My husband was 8 years old when he was diagnosed with allergies to wheat, tomatoes, and milk/dairy. That was the last time he had pizza or Italian food. The man is allergic to EVERYTHING in a pizza.
Last summer, we were in New York City and visited a gluten-free Italian restaurant. We figured, the chef could probably accommodate and make a special pizza for Jason without the cheese or the tomato sauce. And he did. He made a pizza with just bread and slices of sausage on top. It was lame. How can you even call that a pizza?! But Jason was happy eating “pizza” for the first time since 8.

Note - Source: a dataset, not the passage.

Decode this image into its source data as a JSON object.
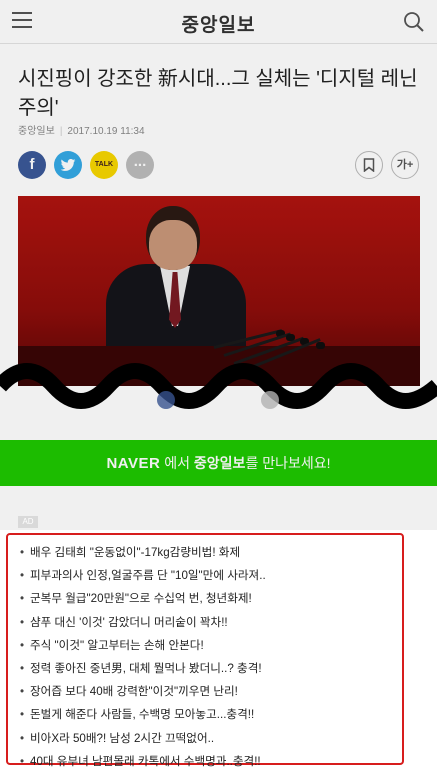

So finally, after four years of being married to a man with allergies to everything about Italian food, I’ve finally figured out my way around the gluten-free kitchen (and in Shanghai too!). I’ve acquired most of the ingredients necessary to make decent gluten-free meals and breads.
My latest discovery and obsession is making gluten-free, dairy-free, and tomato-free pizza! You’re probably wondering, how can you even call that a pizza? Well, believe it or not, it’s so good that even our neighbors liked it. Jason has been very happy eating his gluten-free, dairy-free, and tomato-free pizza. And I’d tell him, “Yes, you’re eating a pizza!”
Here’s the recipe for the pizza crust from The Gluten-Free Gourmet Cooks Comfort Foods:
1 3/4 cups rice flour
1 1/4 cups tapioca starch
1 tablespoon xanthan gum
2 teaspoons unflavored gelatin
1/3 cup sugar*
1 tablespoon Egg Replacer*
3 tablespoons nondairy substitute*
1 1/2 teaspoons Italian seasoning/herb
1 teaspoon salt
1 tablespoon yeast
4 egg whites
3 tablespoons vegetable oil
1 teaspoon vinegar or dough enhancer
1 1/2 cups lukewarm water
- Preheat oven to 400°F. Lightly grease 2 cookies sheets or pizza pans.
- In a medium bowl, whisk together the dry ingredients.
- Place the wet ingredients in another bowl and mix together. Turn the mixer to low and add the dry ingredients. Beat on high for 3 1/2 minutes.
- Divide the dough in half onto the prepared sheets and spread in circles about 12” in diameter, making raised edges to contain the sauce.
- Let the dough rise for about 10 minutes, then bake for 10 minutes while preparing the toppings.
- Add the toppings to the pizza, then bake again for about 22-25 minutes.
A few notes about making the pizza crust:
- I didn’t use any of the ingredients marked with asterisk (*) because I can’t find them in China. The pizza tastes fine without.
- The dough consistency is quite gooey unlike normal wheat-based pizza dough that you can pick up, knead, twirl, or toss around. Spreading the dough on a pan is a messy job, but with experience, it’s manageable.
- I bought pizza pans from Metro and tried baking the crust in the pans a few times, but no matter how much I grease the pan, the pizza crust would stick to the pan. Now, I use Silpat instead and it’s awesome! I don’t need to grease the Silpat and the crust slides right off!
- I find that if I spread the pizza crust thin and bake (with the toppings) for just 5-10 minutes longer, the pizza turns out a lot like New York-style pizza—thin and crunchy!
Pizza Sauces and Toppings
I don’t have any recipes for pizza sauces, but it’s quite easy being creative and experimenting with different ingredients. There are plenty of options for pizza sauces that are not tomato-based. I’ve tried using Amy’s organic medium chili (got from Costco in the U.S.) as pizza sauce. I’ve made my own BBQ sauce using Worcestershire sauce, gluten-free soy sauce, and honey. I’ve even tried using curry sauce as pizza sauce. Basically, any sauce that is thick and flavorful will do as the base for the pizza toppings.
As for the actual toppings, here are a few suggestions: